Exercise input ::
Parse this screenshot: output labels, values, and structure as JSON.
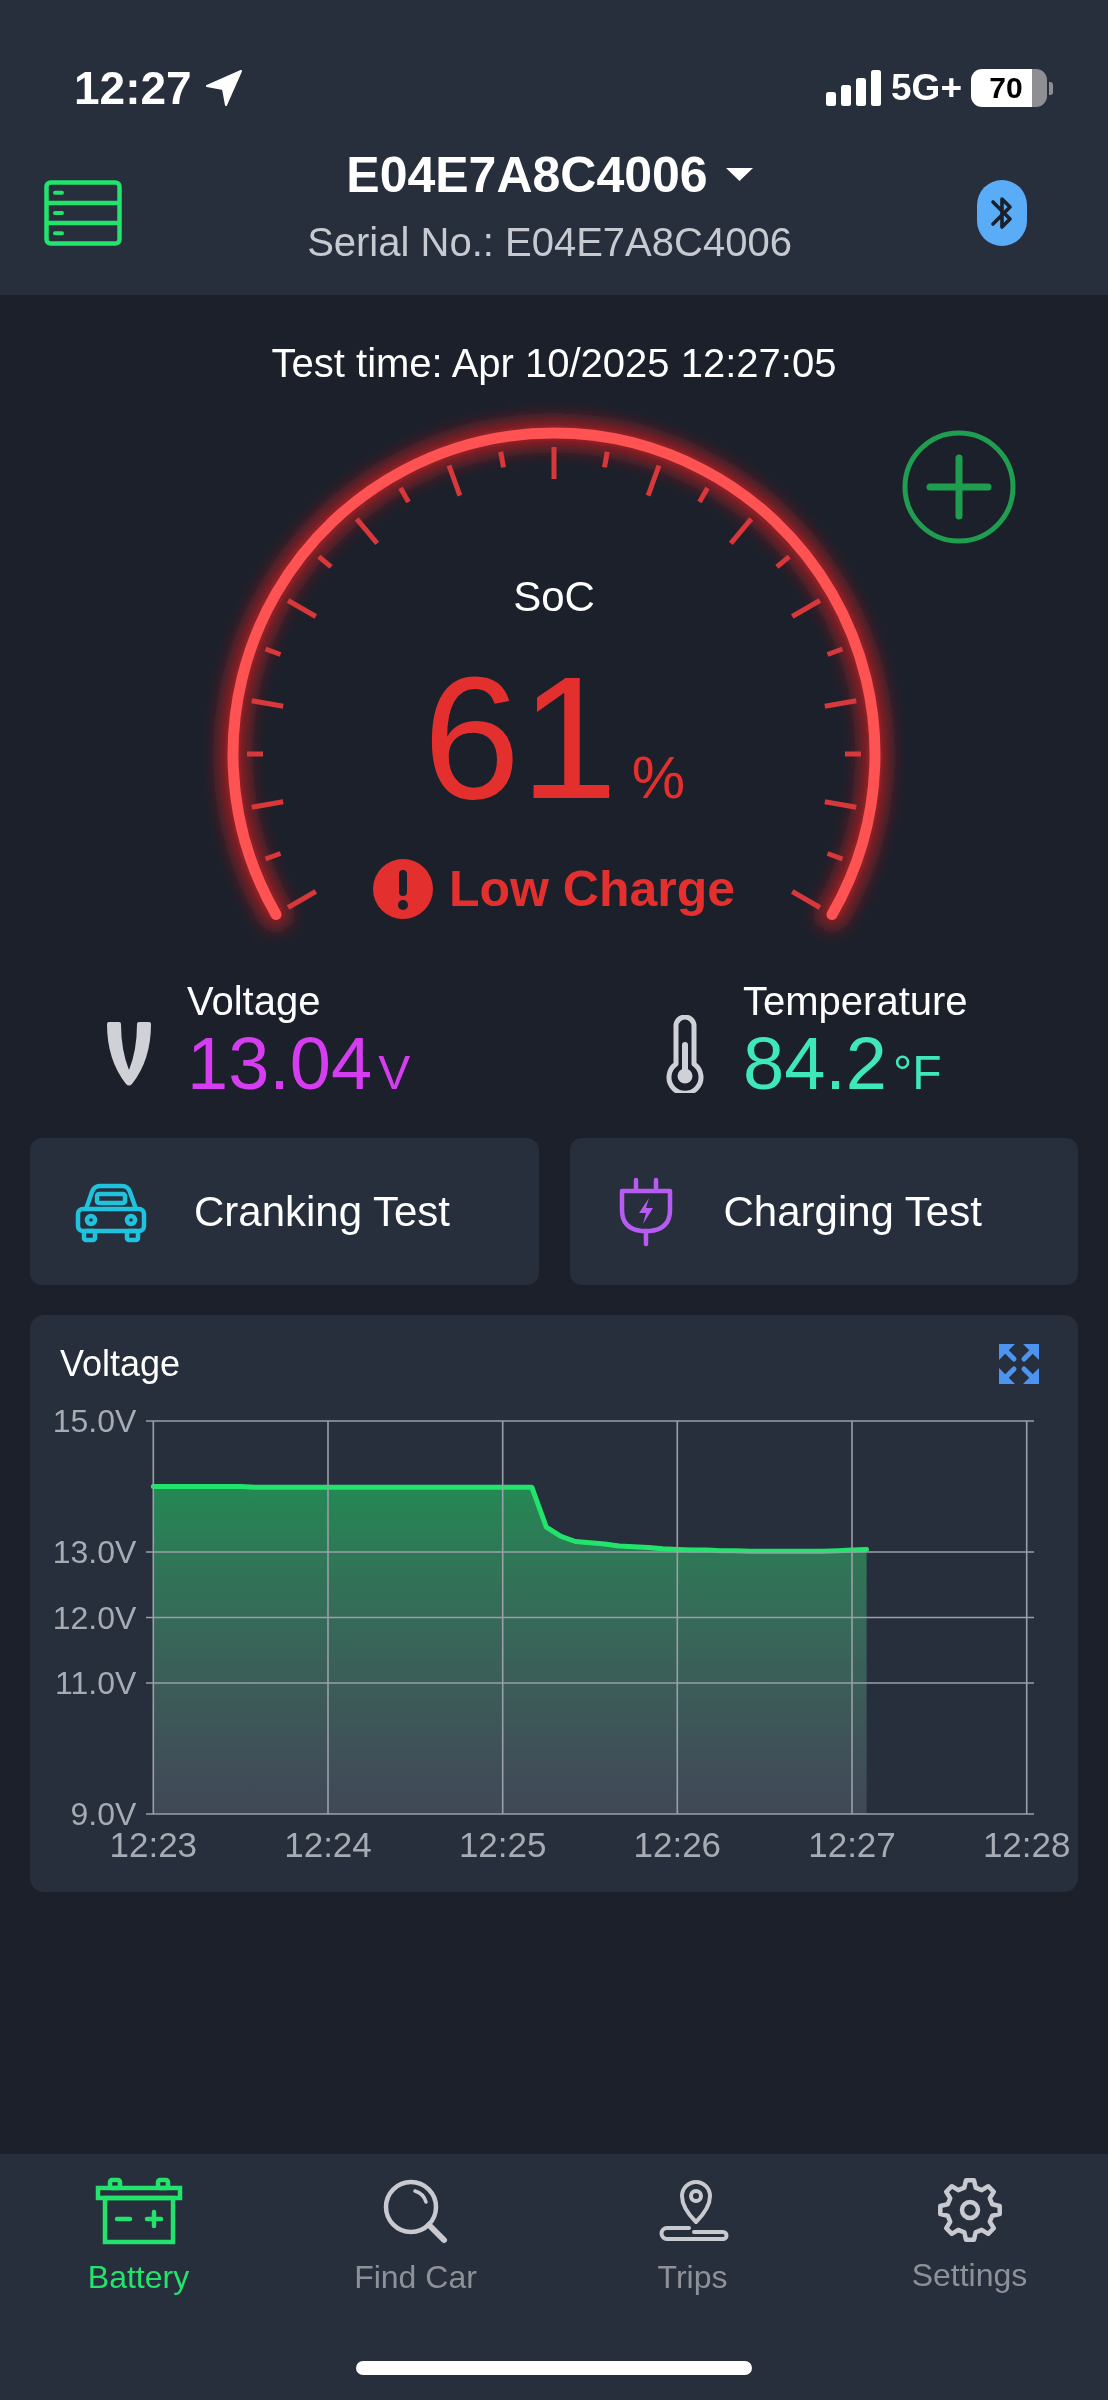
{
  "status_bar": {
    "time": "12:27",
    "network": "5G+",
    "battery": "70"
  },
  "header": {
    "device": "E04E7A8C4006",
    "serial": "Serial No.: E04E7A8C4006"
  },
  "test_time": "Test time: Apr 10/2025 12:27:05",
  "gauge": {
    "label": "SoC",
    "value": "61",
    "unit": "%",
    "status": "Low Charge",
    "alert": true
  },
  "readings": [
    {
      "kind": "voltage",
      "label": "Voltage",
      "value": "13.04",
      "unit": "V",
      "color": "#d63cf0"
    },
    {
      "kind": "temperature",
      "label": "Temperature",
      "value": "84.2",
      "unit": "°F",
      "color": "#3ee8b9"
    }
  ],
  "tests": [
    {
      "kind": "cranking",
      "label": "Cranking Test"
    },
    {
      "kind": "charging",
      "label": "Charging Test"
    }
  ],
  "voltage_chart": {
    "chart_data": {
      "type": "area",
      "title": "Voltage",
      "grid": true,
      "categories": [
        "12:23",
        null,
        null,
        null,
        null,
        null,
        null,
        null,
        null,
        null,
        null,
        null,
        "12:24",
        null,
        null,
        null,
        null,
        null,
        null,
        null,
        null,
        null,
        null,
        null,
        "12:25",
        null,
        null,
        null,
        null,
        null,
        null,
        null,
        null,
        null,
        null,
        null,
        "12:26",
        null,
        null,
        null,
        null,
        null,
        null,
        null,
        null,
        null,
        null,
        null,
        "12:27",
        null,
        null,
        null,
        null,
        null,
        null,
        null,
        null,
        null,
        null,
        null,
        "12:28"
      ],
      "series": [
        {
          "color": "#22e36b",
          "values": [
            14.0,
            14.0,
            14.0,
            14.0,
            14.0,
            14.0,
            14.0,
            13.99,
            13.99,
            13.99,
            13.99,
            13.99,
            13.99,
            13.99,
            13.99,
            13.99,
            13.99,
            13.99,
            13.99,
            13.99,
            13.99,
            13.99,
            13.99,
            13.99,
            13.99,
            13.99,
            13.99,
            13.38,
            13.24,
            13.16,
            13.14,
            13.12,
            13.09,
            13.08,
            13.07,
            13.05,
            13.04,
            13.03,
            13.03,
            13.02,
            13.02,
            13.01,
            13.01,
            13.01,
            13.01,
            13.01,
            13.01,
            13.02,
            13.03,
            13.04,
            null,
            null,
            null,
            null,
            null,
            null,
            null,
            null,
            null,
            null,
            null
          ]
        }
      ],
      "ylim": [
        9,
        15
      ],
      "yticks": [
        {
          "value": 9,
          "label": "9.0V"
        },
        {
          "value": 11,
          "label": "11.0V"
        },
        {
          "value": 12,
          "label": "12.0V"
        },
        {
          "value": 13,
          "label": "13.0V"
        },
        {
          "value": 15,
          "label": "15.0V"
        }
      ]
    }
  },
  "tabs": [
    {
      "kind": "battery",
      "label": "Battery",
      "selected": true
    },
    {
      "kind": "search",
      "label": "Find Car",
      "selected": false
    },
    {
      "kind": "trips",
      "label": "Trips",
      "selected": false
    },
    {
      "kind": "settings",
      "label": "Settings",
      "selected": false
    }
  ]
}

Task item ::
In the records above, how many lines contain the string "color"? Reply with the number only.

Exercise output ::
3